## [Exercise brief]
Copy the records below exactly.

- Opening Delimiter -

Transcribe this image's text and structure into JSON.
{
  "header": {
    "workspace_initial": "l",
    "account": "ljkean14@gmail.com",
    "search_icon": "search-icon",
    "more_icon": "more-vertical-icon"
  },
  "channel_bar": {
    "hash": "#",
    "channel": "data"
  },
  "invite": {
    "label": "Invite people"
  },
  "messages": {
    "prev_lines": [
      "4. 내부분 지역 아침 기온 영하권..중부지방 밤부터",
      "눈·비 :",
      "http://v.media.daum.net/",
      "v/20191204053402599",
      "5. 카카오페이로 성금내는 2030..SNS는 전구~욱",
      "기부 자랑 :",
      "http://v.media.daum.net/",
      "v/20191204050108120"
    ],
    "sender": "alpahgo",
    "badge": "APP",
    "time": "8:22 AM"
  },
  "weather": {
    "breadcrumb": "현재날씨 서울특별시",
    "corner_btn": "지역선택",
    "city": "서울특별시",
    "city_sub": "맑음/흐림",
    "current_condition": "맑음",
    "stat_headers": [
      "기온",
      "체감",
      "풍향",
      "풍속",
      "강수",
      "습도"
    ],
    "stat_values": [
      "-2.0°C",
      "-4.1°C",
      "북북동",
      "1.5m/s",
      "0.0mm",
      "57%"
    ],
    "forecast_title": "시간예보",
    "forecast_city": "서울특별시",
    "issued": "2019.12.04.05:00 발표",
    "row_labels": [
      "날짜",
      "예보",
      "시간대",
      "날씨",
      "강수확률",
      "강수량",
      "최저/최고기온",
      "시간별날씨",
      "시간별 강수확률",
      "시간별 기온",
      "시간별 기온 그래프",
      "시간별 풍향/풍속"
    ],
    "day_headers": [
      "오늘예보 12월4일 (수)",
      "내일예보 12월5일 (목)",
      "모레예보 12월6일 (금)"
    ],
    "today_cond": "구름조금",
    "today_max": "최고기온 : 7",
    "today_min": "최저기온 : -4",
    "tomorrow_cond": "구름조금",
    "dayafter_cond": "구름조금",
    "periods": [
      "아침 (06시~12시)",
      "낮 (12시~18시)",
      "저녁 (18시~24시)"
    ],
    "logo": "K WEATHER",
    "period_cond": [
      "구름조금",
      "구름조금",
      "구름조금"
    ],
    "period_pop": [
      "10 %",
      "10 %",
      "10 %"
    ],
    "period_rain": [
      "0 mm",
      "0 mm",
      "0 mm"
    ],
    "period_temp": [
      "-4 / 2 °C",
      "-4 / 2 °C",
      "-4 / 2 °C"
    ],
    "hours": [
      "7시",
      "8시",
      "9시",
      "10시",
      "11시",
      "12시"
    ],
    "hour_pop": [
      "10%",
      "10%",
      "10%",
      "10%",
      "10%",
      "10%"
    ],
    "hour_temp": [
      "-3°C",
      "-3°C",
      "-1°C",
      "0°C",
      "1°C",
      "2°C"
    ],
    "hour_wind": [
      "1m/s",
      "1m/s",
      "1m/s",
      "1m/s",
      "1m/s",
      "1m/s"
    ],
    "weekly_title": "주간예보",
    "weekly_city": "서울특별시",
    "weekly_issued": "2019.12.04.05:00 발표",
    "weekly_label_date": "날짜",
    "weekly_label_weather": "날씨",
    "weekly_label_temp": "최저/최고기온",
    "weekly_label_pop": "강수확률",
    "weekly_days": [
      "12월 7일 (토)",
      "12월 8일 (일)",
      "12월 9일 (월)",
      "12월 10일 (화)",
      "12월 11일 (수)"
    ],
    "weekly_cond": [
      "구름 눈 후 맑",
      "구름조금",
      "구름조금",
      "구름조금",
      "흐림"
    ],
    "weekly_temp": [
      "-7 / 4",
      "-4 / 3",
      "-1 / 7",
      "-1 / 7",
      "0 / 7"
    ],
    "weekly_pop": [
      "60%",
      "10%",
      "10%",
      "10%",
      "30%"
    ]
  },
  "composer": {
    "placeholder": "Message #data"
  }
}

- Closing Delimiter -

## [Reply]
Transcribe this image's text and structure into JSON.
{
  "header": {
    "workspace_initial": "l",
    "account": "ljkean14@gmail.com",
    "search_icon": "search-icon",
    "more_icon": "more-vertical-icon"
  },
  "channel_bar": {
    "hash": "#",
    "channel": "data"
  },
  "invite": {
    "label": "Invite people"
  },
  "messages": {
    "prev_lines": [
      "4. 내부분 지역 아침 기온 영하권..중부지방 밤부터",
      "눈·비 :",
      "http://v.media.daum.net/",
      "v/20191204053402599",
      "5. 카카오페이로 성금내는 2030..SNS는 전구~욱",
      "기부 자랑 :",
      "http://v.media.daum.net/",
      "v/20191204050108120"
    ],
    "sender": "alpahgo",
    "badge": "APP",
    "time": "8:22 AM"
  },
  "weather": {
    "breadcrumb": "현재날씨 서울특별시",
    "corner_btn": "지역선택",
    "city": "서울특별시",
    "city_sub": "맑음/흐림",
    "current_condition": "맑음",
    "stat_headers": [
      "기온",
      "체감",
      "풍향",
      "풍속",
      "강수",
      "습도"
    ],
    "stat_values": [
      "-2.0°C",
      "-4.1°C",
      "북북동",
      "1.5m/s",
      "0.0mm",
      "57%"
    ],
    "forecast_title": "시간예보",
    "forecast_city": "서울특별시",
    "issued": "2019.12.04.05:00 발표",
    "row_labels": [
      "날짜",
      "예보",
      "시간대",
      "날씨",
      "강수확률",
      "강수량",
      "최저/최고기온",
      "시간별날씨",
      "시간별 강수확률",
      "시간별 기온",
      "시간별 기온 그래프",
      "시간별 풍향/풍속"
    ],
    "day_headers": [
      "오늘예보 12월4일 (수)",
      "내일예보 12월5일 (목)",
      "모레예보 12월6일 (금)"
    ],
    "today_cond": "구름조금",
    "today_max": "최고기온 : 7",
    "today_min": "최저기온 : -4",
    "tomorrow_cond": "구름조금",
    "dayafter_cond": "구름조금",
    "periods": [
      "아침 (06시~12시)",
      "낮 (12시~18시)",
      "저녁 (18시~24시)"
    ],
    "logo": "K WEATHER",
    "period_cond": [
      "구름조금",
      "구름조금",
      "구름조금"
    ],
    "period_pop": [
      "10 %",
      "10 %",
      "10 %"
    ],
    "period_rain": [
      "0 mm",
      "0 mm",
      "0 mm"
    ],
    "period_temp": [
      "-4 / 2 °C",
      "-4 / 2 °C",
      "-4 / 2 °C"
    ],
    "hours": [
      "7시",
      "8시",
      "9시",
      "10시",
      "11시",
      "12시"
    ],
    "hour_pop": [
      "10%",
      "10%",
      "10%",
      "10%",
      "10%",
      "10%"
    ],
    "hour_temp": [
      "-3°C",
      "-3°C",
      "-1°C",
      "0°C",
      "1°C",
      "2°C"
    ],
    "hour_wind": [
      "1m/s",
      "1m/s",
      "1m/s",
      "1m/s",
      "1m/s",
      "1m/s"
    ],
    "weekly_title": "주간예보",
    "weekly_city": "서울특별시",
    "weekly_issued": "2019.12.04.05:00 발표",
    "weekly_label_date": "날짜",
    "weekly_label_weather": "날씨",
    "weekly_label_temp": "최저/최고기온",
    "weekly_label_pop": "강수확률",
    "weekly_days": [
      "12월 7일 (토)",
      "12월 8일 (일)",
      "12월 9일 (월)",
      "12월 10일 (화)",
      "12월 11일 (수)"
    ],
    "weekly_cond": [
      "구름 눈 후 맑",
      "구름조금",
      "구름조금",
      "구름조금",
      "흐림"
    ],
    "weekly_temp": [
      "-7 / 4",
      "-4 / 3",
      "-1 / 7",
      "-1 / 7",
      "0 / 7"
    ],
    "weekly_pop": [
      "60%",
      "10%",
      "10%",
      "10%",
      "30%"
    ]
  },
  "composer": {
    "placeholder": "Message #data"
  }
}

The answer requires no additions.